January 2022 \ Diaspora News \ NEIGHBORHOOD: OPINION

By Asad Mirza

Back then, Maldivian chief of defence forces, Major-General Abdulla Shamaal had said that while the Indian government had indicated that it would provide grant assistance for this project, there were no plans of any Indian naval base in the country. Fourthly, in 2016, an Action Plan between India and the Maldives was signed for ‘defence cooperation’ to enhance “shared strategic and security interests of the two countries in the Indian Ocean region”.

In 2016 when anti-India sentiments were at their peak and the bilateral relations were at their worst against the perceived military presence of Indian forces in Maldives, the Yameen government had asked India to take back these helicopters and refused to extend the term of the agreement that would extend their stay and use in the country.

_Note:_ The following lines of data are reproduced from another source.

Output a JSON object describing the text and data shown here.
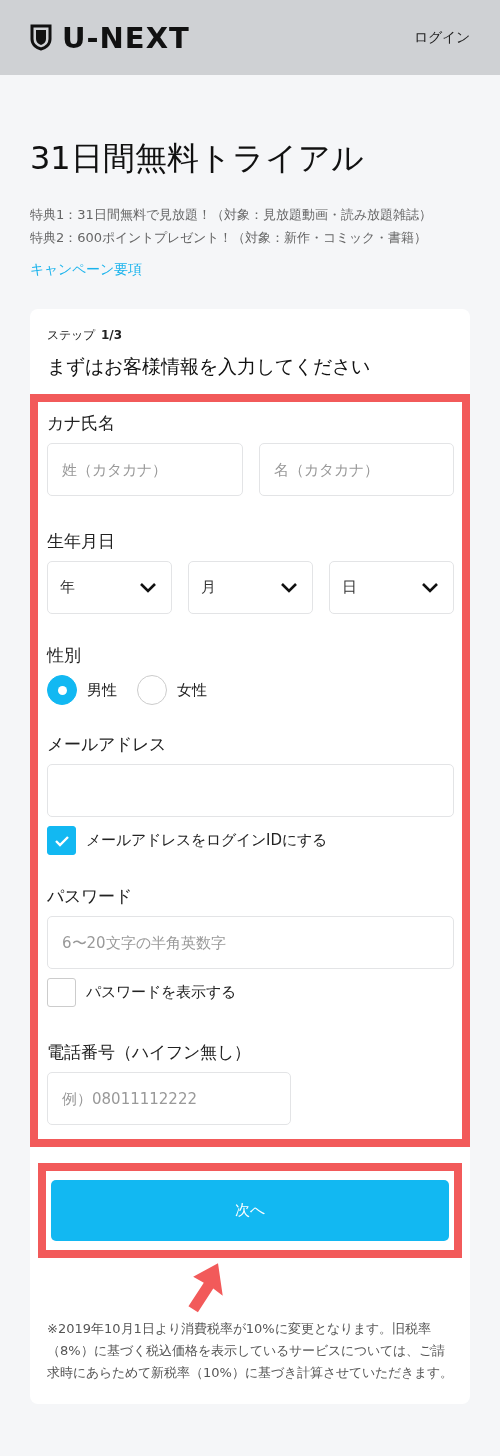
{
  "header": {
    "logo": "U-NEXT",
    "login": "ログイン"
  },
  "title": "31日間無料トライアル",
  "benefits": [
    "特典1：31日間無料で見放題！（対象：見放題動画・読み放題雑誌）",
    "特典2：600ポイントプレゼント！（対象：新作・コミック・書籍）"
  ],
  "campaign_link": "キャンペーン要項",
  "form": {
    "step_label": "ステップ",
    "step": "1/3",
    "heading": "まずはお客様情報を入力してください",
    "name": {
      "label": "カナ氏名",
      "fields": [
        {
          "placeholder": "姓（カタカナ）"
        },
        {
          "placeholder": "名（カタカナ）"
        }
      ]
    },
    "birthday": {
      "label": "生年月日",
      "selects": [
        {
          "value": "年"
        },
        {
          "value": "月"
        },
        {
          "value": "日"
        }
      ]
    },
    "gender": {
      "label": "性別",
      "options": [
        {
          "label": "男性",
          "selected": true
        },
        {
          "label": "女性",
          "selected": false
        }
      ]
    },
    "email": {
      "label": "メールアドレス",
      "checkbox": {
        "label": "メールアドレスをログインIDにする",
        "checked": true
      }
    },
    "password": {
      "label": "パスワード",
      "placeholder": "6〜20文字の半角英数字",
      "checkbox": {
        "label": "パスワードを表示する",
        "checked": false
      }
    },
    "phone": {
      "label": "電話番号（ハイフン無し）",
      "placeholder": "例）08011112222"
    },
    "next_button": "次へ"
  },
  "note": "※2019年10月1日より消費税率が10%に変更となります。旧税率（8%）に基づく税込価格を表示しているサービスについては、ご請求時にあらためて新税率（10%）に基づき計算させていただきます。"
}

Observers say that one of the main reasons behind the ‘India Out’ campaign was rooted in this controversy surrounding the ALF choppers and India’s reported refusal to take them back. During the Yameen-era, India had looked on in concern as the Maldives began to develop stronger ties with China and its Belt and Road Initiative.

By 2018 when Ibrahim Mohamed Solih assumed office, he immediately renegotiated these agreements, extending the stay and use of these choppers in the country. The Solih government’s visibly warm relations with India have only served to fuel anti-India sentiment in the country.

Tags: Maldives